A. Upon approval by the Board, any First Nation regional organization may apply for and be granted membership in the Corporation. However, only one (1) individual shall be appointed from each Region as a Delegate on behalf of all of the Regional Organizations in each respective Region. Appointment of Delegates shall be made according to regional processes. “First Nation Regional Organizations” or “Regional Organizations” mean the First Nation organizations established and accepted within each Region, according to regional processes.
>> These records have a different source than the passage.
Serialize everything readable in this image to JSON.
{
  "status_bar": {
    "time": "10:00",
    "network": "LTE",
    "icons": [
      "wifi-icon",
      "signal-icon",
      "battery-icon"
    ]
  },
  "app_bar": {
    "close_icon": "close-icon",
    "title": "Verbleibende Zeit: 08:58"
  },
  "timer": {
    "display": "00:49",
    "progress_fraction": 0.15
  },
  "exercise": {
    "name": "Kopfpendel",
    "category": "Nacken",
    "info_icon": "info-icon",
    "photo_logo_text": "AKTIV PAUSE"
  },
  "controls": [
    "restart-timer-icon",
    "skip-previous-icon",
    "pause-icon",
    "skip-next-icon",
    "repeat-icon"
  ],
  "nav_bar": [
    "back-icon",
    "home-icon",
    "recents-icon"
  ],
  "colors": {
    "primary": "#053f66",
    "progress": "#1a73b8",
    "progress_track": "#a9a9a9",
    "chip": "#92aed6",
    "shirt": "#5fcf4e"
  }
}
In the FNIGC by-laws there are ten territorial divisions: New Brunswick/Prince Edward Island, Nova Scotia/Newfoundland, Quebec/Labrador, Ontario, Manitoba, Saskatchewan, Alberta, British Columbia, Yukon Territory, and Northwest Territories.
Q. What is the link between the Assembly of First Nations and The FNIGC?
A. The AFN has 2 positions on the Board of Directors of the FNIGC. Currently the Manitoba Regional Vice Chief and AFN Director of Health and Social are appointed to the Board of Directors. There is a need to have a strong link with First Nation leadership and the FNIGC will present at the AFN Annual Assembly each year. This ensures that leadership is aware of the business of the FNIGC.
Q. Why was the RHS transferred to the FNIGC?
A. Over the past 16 years of existence; the RHS has been hosted by a number of organizations beginning with the Chiefs of Ontario, the Assembly of First Nations, the First Nations Centre at NAHO and since 2006, again at the Assembly of First Nations. It was decided that RHS needed a permanent home as the transferring to different organizations had a negative impact on the file due to changes in administrative procedures in each of the host organizations.
Q. Will the RHS data be protected at the FNIGC?
A. RHS is guided by strict privacy protocols as well as a Code of Ethics and these protocols will be maintained at the FNIGC. Individual and community privacy are the core principles that drive the RHS and FNIGC. The Centre will continue to promote and support the First Nations Principles of OCAP (Ownership, Control, Access and Possession”.)
Q. Who are the current members of the Board of Directors of the FNIGC?
A. The current members of the First Board of Directors are Sarah (Sally) Johnson (NS), Peter Birney (NB), Nancy Gros Louis McHugh (QC), Tracy Antone (ON), Kathi Avery Kinew (MB), Ceal Tournier (SK), Chief Charles Weaselhead (AB), Lori Duncan (YK) and Ialeen Jones (NWT). The AFN positions (Ex-officio) are Jon Thompson (AFN Health and Social Director) and Vice Chief Bill Traverse, MB). The position for BC is currently vacant.
Q. Who are the Officers of the FNIGC Board who form the Executive Committee?
A. The Executive Committee members are: Chairperson- Ceal Tournier, Secretary- Kathi Avery Kinew, Treasurer- Nancy Gros Louis McHugh, and the Co-chair is Jon Thompson (AFN).
Q. What if a region does not want to participate in the FNIGC? What does this mean for the region? Can they join later?
A. FNIGC is respectful of regional processes and if a region does not want to become a member of the FNIGC their position will be respected. The position will remain vacant until the region decides if it wishes to participate in the future. The FNIGC will continue to encourage all regions to support the FNIGC.
Q. How will the Board of Directors be accountable back to the regions and First Nation communities?
A. Each Board of Director is selected by the regional processes and thus is accountable to the regional organization that put them into the position. The FNIGC will host an annual meeting of members and a report will be made by the directors. The financial statement, report of the auditors shall be presented and the auditors appointed for the ensuing year.